It is observed that the general pattern of Russian identity construction correlates with the sociolinguistic views by Pierre Bourdieu: the heterodox discourse breaking down cognitive schemata of the past and legitimizing novel language forms, comes forward in the time of the heretic break. This is manifest in the 1990s when the confusion regarding the identity content, significant shifts in the symbolic value to the informal linguistic code and steb and the ‘negative’ strategies of discontinuation and demontage prevalent in the discourses. It can be said that the Putin period of discursive production corresponds to the orthodox stage described by Bourdieu. Here, the identity narrative becomes prominent and acquires doxic nationalist overtones. Both, the temporal and the spatial discursive dimensions are engaged in the strategies of construction and perpetuation of positive self-image. The national identity is narrated through the reconstruction and reinvention of the heroic past, and revival (The Victory Day) or invention (the Day of National Unity) of celebratory discourses on the commemorative events. Neo-imperial narratives increase the sharp divide between linguistically defined in and out-groups. Discourses of linguistic culture display a tendency towards increased symbolic capital of language normalisation and the appeals to the Russian language as a identity symbol.

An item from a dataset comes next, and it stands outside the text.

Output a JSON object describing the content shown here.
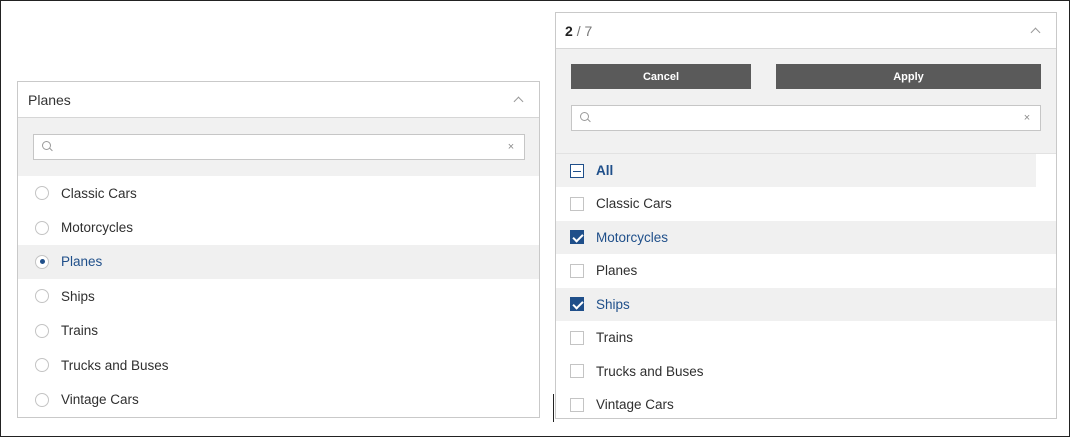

However when applied to the Post-Soviet Russia Bourdieu’s model needs a substantial adjustment. In none of the above periods, Russian identity makes a truly doxic, unified, and coherent narrative. In fact the study arrives at the conclusion that discourses Russian national identity continues to be fluid and contradictory. Russian identity is suspended between the two major paradigms of the century: the nationalising pull of the post-Communist world and the liquid identity of the late modernity.